Howell’s Illustration career took off in the 1980s with his work for New York newspapers. Other clients included Marvel Comics, Esquire, Exxon, MetLife, AdWeek and the East Hampton Star. After a move to London in 2001, Howell’s political cartoons appeared in the British publication, The Guardian. 

Howell lived in London from 2001 – 2013, where he taught art and writing at Barnet College, Egyptian portraiture at the British Museum’s Big Draw event (2002, 2004), and a short course called, “Drawing as a Way of Thinking,” at Ruskin College, Oxford University. His work was exhibited at the Mall Galleries and at St. Martins-in-the-Fields. Later, Howell lived in Australia where he taught cartooning and caricature at the Toowoomba Art Society.

Howell’s caricatures have been recognized by The Royal Society of Portrait Painters, The Society of Illustratorsand the Society for News Design. His Rothko is used in a college textbook, A Guide to Drawing to introduce a chapter on illustration. He’s a past member of the Graphic Artists Guild, National Cartoonists Society, and the Australian Cartoonists Association.  

For more information on Howell’s art, visit Van Howell.

Gallery hours are:
Monday -Thursday 10 a.m. - 7 p.m.
Friday 10 a.m. - 4 p.m. 

Saturday 11 a.m. – 4 p.m. 

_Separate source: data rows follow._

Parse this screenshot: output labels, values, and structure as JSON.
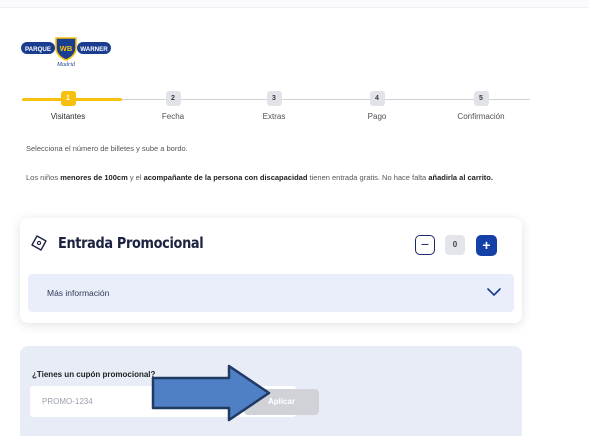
{
  "logo": {
    "left_text": "PARQUE",
    "center_text": "WB",
    "right_text": "WARNER",
    "sub_text": "Madrid",
    "color": "#1b3d8f",
    "accent": "#f6c10c"
  },
  "stepper": {
    "steps": [
      {
        "num": "1",
        "label": "Visitantes"
      },
      {
        "num": "2",
        "label": "Fecha"
      },
      {
        "num": "3",
        "label": "Extras"
      },
      {
        "num": "4",
        "label": "Pago"
      },
      {
        "num": "5",
        "label": "Confirmación"
      }
    ],
    "active_index": 0,
    "active_color": "#f6c10c"
  },
  "intro": "Selecciona el número de billetes y sube a bordo.",
  "note": {
    "part1": "Los niños ",
    "bold1": "menores de 100cm",
    "part2": " y el ",
    "bold2": "acompañante de la persona con discapacidad",
    "part3": " tienen entrada gratis. No hace falta ",
    "bold3": "añadirla al carrito."
  },
  "ticket": {
    "icon": "ticket-icon",
    "title": "Entrada Promocional",
    "minus_label": "−",
    "quantity": "0",
    "plus_label": "+",
    "plus_color": "#1540a8",
    "more_info_label": "Más información",
    "more_info_icon": "chevron-down-icon"
  },
  "coupon": {
    "question": "¿Tienes un cupón promocional?",
    "placeholder": "PROMO-1234",
    "value": "",
    "apply_label": "Aplicar"
  },
  "annotation": {
    "icon": "arrow-right-icon",
    "fill": "#4f7fc4",
    "stroke": "#1f3a63"
  }
}
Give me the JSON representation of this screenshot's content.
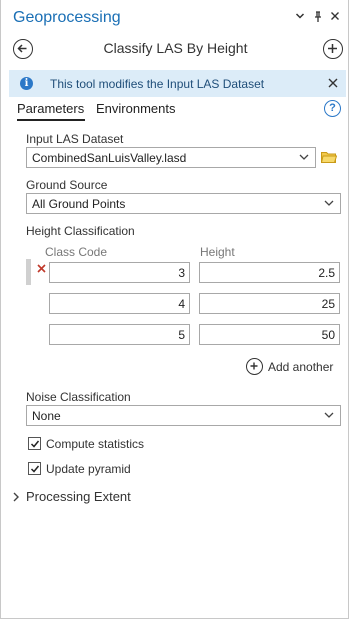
{
  "pane": {
    "title": "Geoprocessing",
    "tool_name": "Classify LAS By Height"
  },
  "info": {
    "message": "This tool modifies the Input LAS Dataset"
  },
  "tabs": [
    {
      "label": "Parameters"
    },
    {
      "label": "Environments"
    }
  ],
  "params": {
    "input_las": {
      "label": "Input LAS Dataset",
      "value": "CombinedSanLuisValley.lasd"
    },
    "ground_source": {
      "label": "Ground Source",
      "value": "All Ground Points"
    },
    "height_classification": {
      "label": "Height Classification",
      "col_class": "Class Code",
      "col_height": "Height",
      "rows": [
        {
          "class_code": "3",
          "height": "2.5"
        },
        {
          "class_code": "4",
          "height": "25"
        },
        {
          "class_code": "5",
          "height": "50"
        }
      ],
      "add_label": "Add another"
    },
    "noise": {
      "label": "Noise Classification",
      "value": "None"
    },
    "compute_stats": {
      "label": "Compute statistics",
      "checked": true
    },
    "update_pyramid": {
      "label": "Update pyramid",
      "checked": true
    },
    "processing_extent": {
      "label": "Processing Extent"
    }
  },
  "icons": {
    "title_menu": "chevron-down-icon",
    "pin": "pin-icon",
    "close": "close-icon",
    "back": "back-arrow-icon",
    "add_tool": "plus-circle-icon",
    "info": "info-icon",
    "help": "help-icon",
    "folder": "folder-icon",
    "delete_row": "delete-x-icon"
  },
  "colors": {
    "accent": "#1a6fb5",
    "info_bg": "#dcecf8",
    "delete": "#c0392b"
  }
}
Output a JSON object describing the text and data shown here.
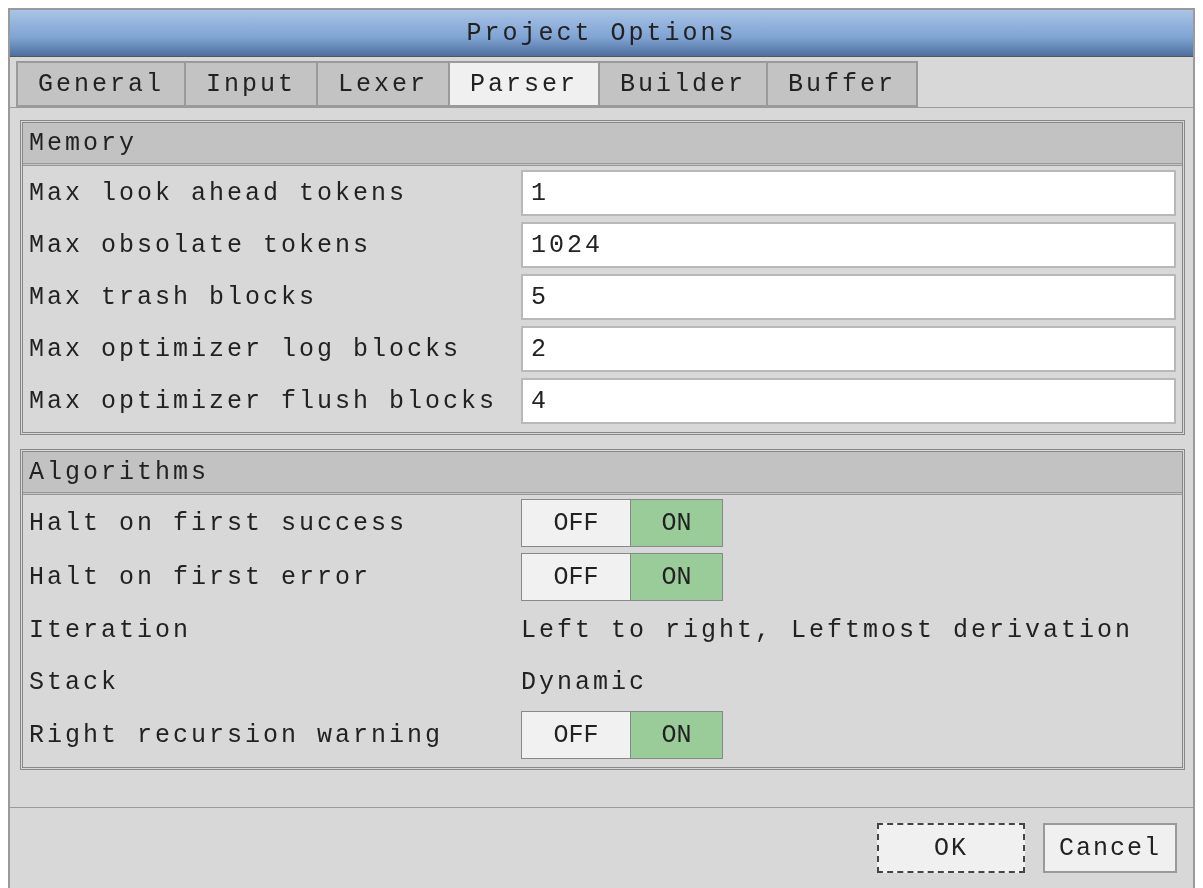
{
  "window": {
    "title": "Project Options"
  },
  "tabs": [
    {
      "label": "General",
      "selected": false
    },
    {
      "label": "Input",
      "selected": false
    },
    {
      "label": "Lexer",
      "selected": false
    },
    {
      "label": "Parser",
      "selected": true
    },
    {
      "label": "Builder",
      "selected": false
    },
    {
      "label": "Buffer",
      "selected": false
    }
  ],
  "groups": [
    {
      "title": "Memory",
      "rows": [
        {
          "kind": "field",
          "label": "Max look ahead tokens",
          "value": "1"
        },
        {
          "kind": "field",
          "label": "Max obsolate tokens",
          "value": "1024"
        },
        {
          "kind": "field",
          "label": "Max trash blocks",
          "value": "5"
        },
        {
          "kind": "field",
          "label": "Max optimizer log blocks",
          "value": "2"
        },
        {
          "kind": "field",
          "label": "Max optimizer flush blocks",
          "value": "4"
        }
      ]
    },
    {
      "title": "Algorithms",
      "rows": [
        {
          "kind": "toggle",
          "label": "Halt on first success",
          "options": [
            {
              "label": "OFF",
              "selected": false
            },
            {
              "label": "ON",
              "selected": true
            }
          ]
        },
        {
          "kind": "toggle",
          "label": "Halt on first error",
          "options": [
            {
              "label": "OFF",
              "selected": false
            },
            {
              "label": "ON",
              "selected": true
            }
          ]
        },
        {
          "kind": "text",
          "label": "Iteration",
          "value": "Left to right, Leftmost derivation"
        },
        {
          "kind": "text",
          "label": "Stack",
          "value": "Dynamic"
        },
        {
          "kind": "toggle",
          "label": "Right recursion warning",
          "options": [
            {
              "label": "OFF",
              "selected": false
            },
            {
              "label": "ON",
              "selected": true
            }
          ]
        }
      ]
    }
  ],
  "buttons": [
    {
      "label": "OK",
      "focused": true
    },
    {
      "label": "Cancel",
      "focused": false
    }
  ]
}
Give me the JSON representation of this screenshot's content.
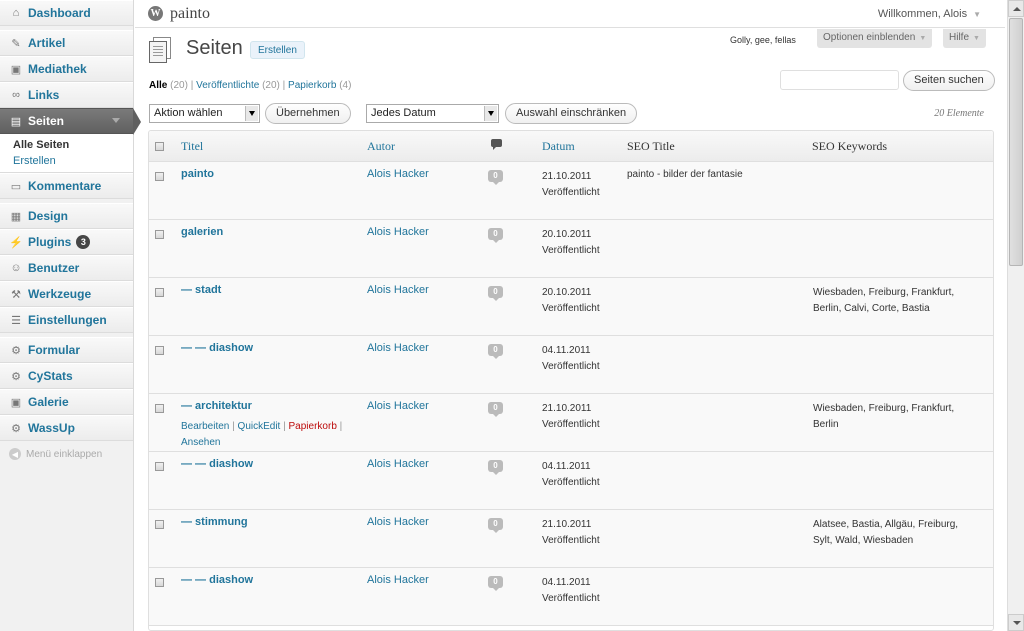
{
  "sidebar": {
    "items": [
      {
        "label": "Dashboard",
        "icon": "home-icon"
      },
      {
        "label": "Artikel",
        "icon": "pin-icon"
      },
      {
        "label": "Mediathek",
        "icon": "media-icon"
      },
      {
        "label": "Links",
        "icon": "link-icon"
      },
      {
        "label": "Seiten",
        "icon": "pages-icon"
      },
      {
        "label": "Kommentare",
        "icon": "comments-icon"
      },
      {
        "label": "Design",
        "icon": "appearance-icon"
      },
      {
        "label": "Plugins",
        "icon": "plugins-icon",
        "badge": "3"
      },
      {
        "label": "Benutzer",
        "icon": "users-icon"
      },
      {
        "label": "Werkzeuge",
        "icon": "tools-icon"
      },
      {
        "label": "Einstellungen",
        "icon": "settings-icon"
      },
      {
        "label": "Formular",
        "icon": "gear-icon"
      },
      {
        "label": "CyStats",
        "icon": "gear-icon"
      },
      {
        "label": "Galerie",
        "icon": "gallery-icon"
      },
      {
        "label": "WassUp",
        "icon": "gear-icon"
      }
    ],
    "submenu": [
      "Alle Seiten",
      "Erstellen"
    ],
    "collapse_label": "Menü einklappen"
  },
  "header": {
    "site_name": "painto",
    "welcome": "Willkommen, Alois",
    "tagline": "Golly, gee, fellas",
    "screen_options": "Optionen einblenden",
    "help": "Hilfe"
  },
  "page": {
    "title": "Seiten",
    "add_new": "Erstellen"
  },
  "filters": {
    "all_label": "Alle",
    "all_count": "(20)",
    "sep1": "|",
    "published_label": "Veröffentlichte",
    "published_count": "(20)",
    "sep2": "|",
    "trash_label": "Papierkorb",
    "trash_count": "(4)",
    "search_button": "Seiten suchen",
    "bulk_action": "Aktion wählen",
    "apply_button": "Übernehmen",
    "date_filter": "Jedes Datum",
    "filter_button": "Auswahl einschränken",
    "items_count": "20 Elemente"
  },
  "table": {
    "columns": {
      "title": "Titel",
      "author": "Autor",
      "date": "Datum",
      "seo_title": "SEO Title",
      "seo_keywords": "SEO Keywords"
    },
    "rows": [
      {
        "title": "painto",
        "author": "Alois Hacker",
        "comments": "0",
        "date": "21.10.2011",
        "status": "Veröffentlicht",
        "seo_title": "painto - bilder der fantasie",
        "kw1": "",
        "kw2": ""
      },
      {
        "title": "galerien",
        "author": "Alois Hacker",
        "comments": "0",
        "date": "20.10.2011",
        "status": "Veröffentlicht",
        "seo_title": "",
        "kw1": "",
        "kw2": ""
      },
      {
        "title": "— stadt",
        "author": "Alois Hacker",
        "comments": "0",
        "date": "20.10.2011",
        "status": "Veröffentlicht",
        "seo_title": "",
        "kw1": "Wiesbaden, Freiburg, Frankfurt,",
        "kw2": "Berlin, Calvi, Corte, Bastia"
      },
      {
        "title": "— — diashow",
        "author": "Alois Hacker",
        "comments": "0",
        "date": "04.11.2011",
        "status": "Veröffentlicht",
        "seo_title": "",
        "kw1": "",
        "kw2": ""
      },
      {
        "title": "— architektur",
        "author": "Alois Hacker",
        "comments": "0",
        "date": "21.10.2011",
        "status": "Veröffentlicht",
        "seo_title": "",
        "kw1": "Wiesbaden, Freiburg, Frankfurt,",
        "kw2": "Berlin",
        "actions": {
          "edit": "Bearbeiten",
          "quickedit": "QuickEdit",
          "trash": "Papierkorb",
          "view": "Ansehen",
          "sep": "|"
        }
      },
      {
        "title": "— — diashow",
        "author": "Alois Hacker",
        "comments": "0",
        "date": "04.11.2011",
        "status": "Veröffentlicht",
        "seo_title": "",
        "kw1": "",
        "kw2": ""
      },
      {
        "title": "— stimmung",
        "author": "Alois Hacker",
        "comments": "0",
        "date": "21.10.2011",
        "status": "Veröffentlicht",
        "seo_title": "",
        "kw1": "Alatsee, Bastia, Allgäu, Freiburg,",
        "kw2": "Sylt, Wald, Wiesbaden"
      },
      {
        "title": "— — diashow",
        "author": "Alois Hacker",
        "comments": "0",
        "date": "04.11.2011",
        "status": "Veröffentlicht",
        "seo_title": "",
        "kw1": "",
        "kw2": ""
      }
    ]
  }
}
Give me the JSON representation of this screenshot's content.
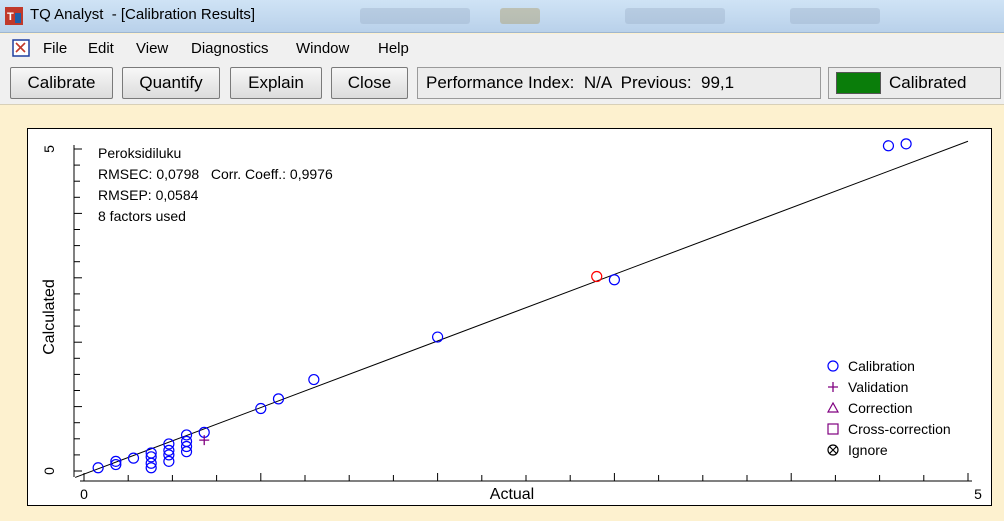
{
  "window": {
    "app_name": "TQ Analyst",
    "document_title": "[Calibration Results]"
  },
  "menu": {
    "items": [
      "File",
      "Edit",
      "View",
      "Diagnostics",
      "Window",
      "Help"
    ]
  },
  "toolbar": {
    "calibrate_label": "Calibrate",
    "quantify_label": "Quantify",
    "explain_label": "Explain",
    "close_label": "Close",
    "performance_label": "Performance Index:",
    "performance_value": "N/A",
    "previous_label": "Previous:",
    "previous_value": "99,1",
    "status_label": "Calibrated",
    "status_color": "#0a7d0a"
  },
  "plot": {
    "stats": {
      "component": "Peroksidiluku",
      "rmsec_line": "RMSEC: 0,0798   Corr. Coeff.: 0,9976",
      "rmsep_line": "RMSEP: 0,0584",
      "factors_line": "8 factors used"
    }
  },
  "chart_data": {
    "type": "scatter",
    "xlabel": "Actual",
    "ylabel": "Calculated",
    "xlim": [
      0,
      5
    ],
    "ylim": [
      0,
      5
    ],
    "x_tick_labels": [
      "0",
      "5"
    ],
    "y_tick_labels": [
      "0",
      "5"
    ],
    "regression_line": {
      "x": [
        -0.05,
        5.0
      ],
      "y": [
        -0.1,
        5.12
      ]
    },
    "legend": [
      "Calibration",
      "Validation",
      "Correction",
      "Cross-correction",
      "Ignore"
    ],
    "legend_position": "bottom-right",
    "series": [
      {
        "name": "Calibration",
        "marker": "circle",
        "color": "#0000ff",
        "points": [
          [
            0.08,
            0.05
          ],
          [
            0.18,
            0.1
          ],
          [
            0.18,
            0.15
          ],
          [
            0.28,
            0.2
          ],
          [
            0.38,
            0.05
          ],
          [
            0.38,
            0.12
          ],
          [
            0.38,
            0.22
          ],
          [
            0.38,
            0.28
          ],
          [
            0.48,
            0.15
          ],
          [
            0.48,
            0.25
          ],
          [
            0.48,
            0.32
          ],
          [
            0.48,
            0.42
          ],
          [
            0.58,
            0.3
          ],
          [
            0.58,
            0.38
          ],
          [
            0.58,
            0.46
          ],
          [
            0.58,
            0.56
          ],
          [
            0.68,
            0.6
          ],
          [
            1.0,
            0.97
          ],
          [
            1.1,
            1.12
          ],
          [
            1.3,
            1.42
          ],
          [
            2.0,
            2.08
          ],
          [
            3.0,
            2.97
          ],
          [
            4.55,
            5.05
          ],
          [
            4.65,
            5.08
          ]
        ]
      },
      {
        "name": "Validation",
        "marker": "plus",
        "color": "#800080",
        "points": [
          [
            0.68,
            0.48
          ]
        ]
      },
      {
        "name": "",
        "marker": "circle",
        "color": "#ff0000",
        "points": [
          [
            2.9,
            3.02
          ]
        ]
      }
    ]
  }
}
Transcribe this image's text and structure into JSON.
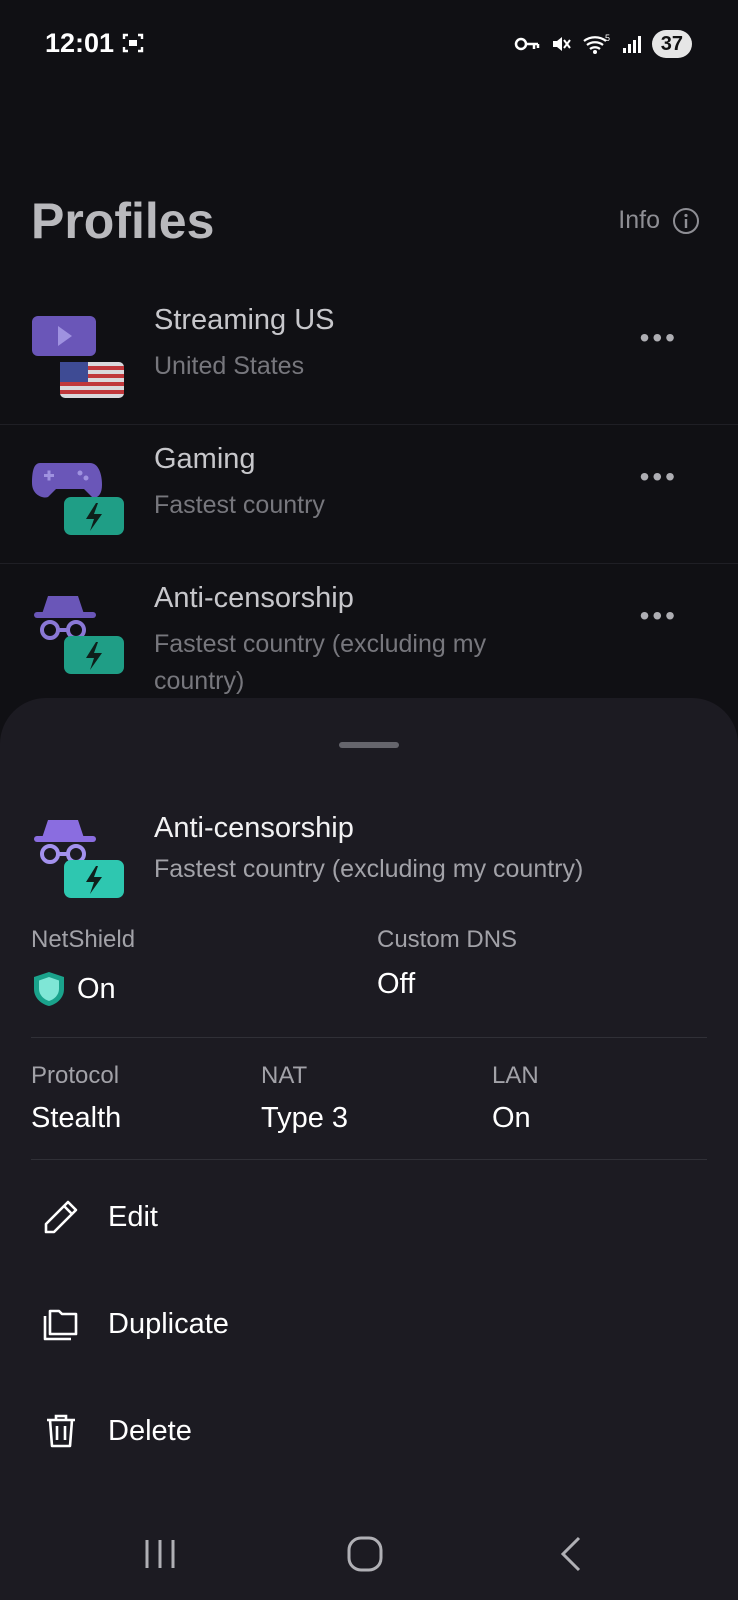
{
  "status_bar": {
    "time": "12:01",
    "battery": "37",
    "icons": [
      "screen-record-icon",
      "vpn-key-icon",
      "mute-icon",
      "wifi-icon",
      "signal-icon"
    ]
  },
  "header": {
    "title": "Profiles",
    "info_label": "Info"
  },
  "profiles": [
    {
      "name": "Streaming US",
      "subtitle": "United States",
      "icon": "streaming-us-flag-icon"
    },
    {
      "name": "Gaming",
      "subtitle": "Fastest country",
      "icon": "gamepad-fastest-icon"
    },
    {
      "name": "Anti-censorship",
      "subtitle": "Fastest country (excluding my country)",
      "icon": "spy-fastest-icon"
    }
  ],
  "sheet": {
    "name": "Anti-censorship",
    "subtitle": "Fastest country (excluding my country)",
    "netshield": {
      "label": "NetShield",
      "value": "On"
    },
    "custom_dns": {
      "label": "Custom DNS",
      "value": "Off"
    },
    "protocol": {
      "label": "Protocol",
      "value": "Stealth"
    },
    "nat": {
      "label": "NAT",
      "value": "Type 3"
    },
    "lan": {
      "label": "LAN",
      "value": "On"
    },
    "actions": {
      "edit": "Edit",
      "duplicate": "Duplicate",
      "delete": "Delete"
    }
  },
  "colors": {
    "background": "#101014",
    "sheet": "#1c1b22",
    "accent_purple": "#8a6de0",
    "accent_teal": "#2ec7b0"
  }
}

The Gallery is closed on Sundays and holidays, (Exceptions: closed on 9/3 – 9/5.  Closed on 11/11), call 631 548-2536 for more information.